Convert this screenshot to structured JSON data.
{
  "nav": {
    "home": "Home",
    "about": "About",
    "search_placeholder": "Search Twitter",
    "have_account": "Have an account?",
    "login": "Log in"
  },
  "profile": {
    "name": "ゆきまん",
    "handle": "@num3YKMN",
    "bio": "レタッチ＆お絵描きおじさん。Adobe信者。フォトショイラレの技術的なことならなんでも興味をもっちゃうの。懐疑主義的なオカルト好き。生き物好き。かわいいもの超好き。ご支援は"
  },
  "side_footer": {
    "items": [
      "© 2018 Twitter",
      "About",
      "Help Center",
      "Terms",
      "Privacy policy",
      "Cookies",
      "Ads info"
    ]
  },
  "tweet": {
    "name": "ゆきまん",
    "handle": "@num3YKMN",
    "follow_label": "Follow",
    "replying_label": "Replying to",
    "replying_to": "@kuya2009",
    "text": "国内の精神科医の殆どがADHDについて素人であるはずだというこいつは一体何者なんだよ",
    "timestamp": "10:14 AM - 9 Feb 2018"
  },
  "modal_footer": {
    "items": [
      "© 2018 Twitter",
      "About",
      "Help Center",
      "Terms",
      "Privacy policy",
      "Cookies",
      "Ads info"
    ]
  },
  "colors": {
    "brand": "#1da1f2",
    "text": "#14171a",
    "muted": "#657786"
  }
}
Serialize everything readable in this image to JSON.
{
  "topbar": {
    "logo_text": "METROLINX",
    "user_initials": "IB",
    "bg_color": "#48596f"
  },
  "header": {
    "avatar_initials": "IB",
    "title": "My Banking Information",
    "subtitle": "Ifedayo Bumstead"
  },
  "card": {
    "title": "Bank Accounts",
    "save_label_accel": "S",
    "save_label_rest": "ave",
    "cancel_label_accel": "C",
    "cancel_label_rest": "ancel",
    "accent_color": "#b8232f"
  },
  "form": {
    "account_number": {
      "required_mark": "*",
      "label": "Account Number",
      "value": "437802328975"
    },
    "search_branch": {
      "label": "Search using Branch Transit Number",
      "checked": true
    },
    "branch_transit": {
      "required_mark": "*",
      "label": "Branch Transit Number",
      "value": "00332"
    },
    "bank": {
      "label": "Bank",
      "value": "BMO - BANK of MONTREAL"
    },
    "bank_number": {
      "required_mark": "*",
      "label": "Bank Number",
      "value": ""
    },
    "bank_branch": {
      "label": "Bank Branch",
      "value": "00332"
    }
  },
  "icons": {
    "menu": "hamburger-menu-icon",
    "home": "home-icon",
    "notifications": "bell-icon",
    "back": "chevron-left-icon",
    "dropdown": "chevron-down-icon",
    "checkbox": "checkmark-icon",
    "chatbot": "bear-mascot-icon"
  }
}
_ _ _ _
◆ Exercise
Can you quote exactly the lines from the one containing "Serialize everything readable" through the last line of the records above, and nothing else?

◆ Task answer
Serialize everything readable in this image to JSON.
{
  "topbar": {
    "logo_text": "METROLINX",
    "user_initials": "IB",
    "bg_color": "#48596f"
  },
  "header": {
    "avatar_initials": "IB",
    "title": "My Banking Information",
    "subtitle": "Ifedayo Bumstead"
  },
  "card": {
    "title": "Bank Accounts",
    "save_label_accel": "S",
    "save_label_rest": "ave",
    "cancel_label_accel": "C",
    "cancel_label_rest": "ancel",
    "accent_color": "#b8232f"
  },
  "form": {
    "account_number": {
      "required_mark": "*",
      "label": "Account Number",
      "value": "437802328975"
    },
    "search_branch": {
      "label": "Search using Branch Transit Number",
      "checked": true
    },
    "branch_transit": {
      "required_mark": "*",
      "label": "Branch Transit Number",
      "value": "00332"
    },
    "bank": {
      "label": "Bank",
      "value": "BMO - BANK of MONTREAL"
    },
    "bank_number": {
      "required_mark": "*",
      "label": "Bank Number",
      "value": ""
    },
    "bank_branch": {
      "label": "Bank Branch",
      "value": "00332"
    }
  },
  "icons": {
    "menu": "hamburger-menu-icon",
    "home": "home-icon",
    "notifications": "bell-icon",
    "back": "chevron-left-icon",
    "dropdown": "chevron-down-icon",
    "checkbox": "checkmark-icon",
    "chatbot": "bear-mascot-icon"
  }
}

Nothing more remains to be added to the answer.